Ask corporate treasurers what they think about credit-rating agencies, and you should expect to get an earful. A number of them lament that the process used by the raters isn’t transparent enough; others charge that the raters’ analysts lack knowledge of the companies and industries they’re grading. Still others fire salvos at the agencies’ failure to downgrade Enron and the like more promptly.
But could that hostility be on the wane in 2005? In October, standard-setters at the Madrid-based International Organization of Securities Commissions (IOSCO) published a proposal for a new global code of conduct for raters at Moody’s Investors Service, Standard & Poor’s, Fitch, and Dominion Bond Rating Service. Among their recommendations are that the agencies publish their ratings methodologies, document how they are addressing potential conflicts of interest, and reveal their nondisclosure policies about confidential data.
While IOSCO’s members will debate many of the proposal’s finer points at a technical committee meeting in South Africa in January, it has put a stake in the ground on an important issue: IOSCO doesn’t believe that the raters should be regulated as, for example, the German treasury association was once demanding. Rather it reckons that self-regulation backed by market discipline — not to mention the fear of bad publicity if the code is breached — are sufficient to keep raters in line.
Overoptimistic perhaps, but there have already been signs that self-regulation might work. Moody’s, for one, published a report in July explaining for the first time how it assesses off-balance-sheet exposures. (Its president, Raymond MacDaniel, welcomed the hands-off approach in a letter to IOSCO in November: “Market mechanisms have repeatedly imposed changes in the behavior of our industry and our company.”)
But what do the companies that are the subject of the ratings think? Nick Guest, group treasurer at Stagecoach, a £1.3 billion ($2.5 billion) Scotland-based transportation company, says a code of conduct is badly needed but adds that there are still some contentious areas to be addressed. First, many corporate treasurers say they’d like to participate in the “behind closed doors” rating process of their firms. “This would ensure we are being fairly represented by rating analysts and that committee members fully understand a company’s dynamics,” explains Guest.
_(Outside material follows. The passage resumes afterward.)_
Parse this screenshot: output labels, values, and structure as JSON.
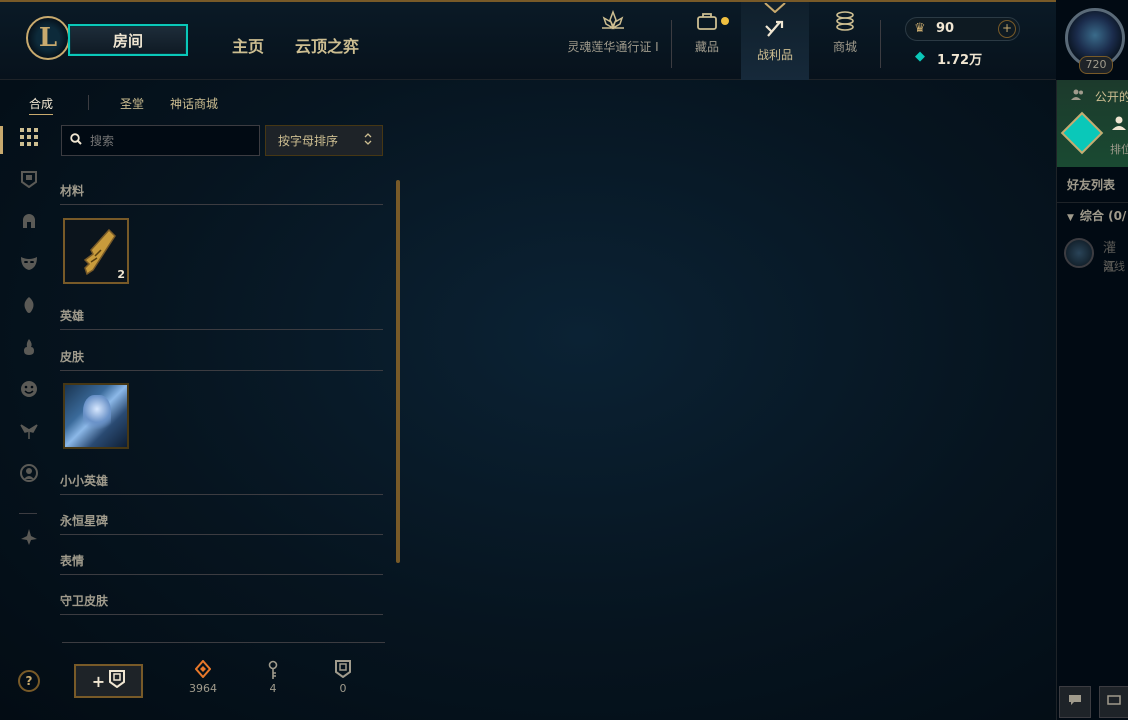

Second, “we’d clearly want some commitment to the code of conduct embedded in our contractual relationship.” That’s unlikely to happen soon, he grants, not least given a fear of litigation among the raters.
And while Guest also cautions against overregulation, he adds that time will tell “whether the rating agencies are simply improving the perception of the process or are actually improving the process.”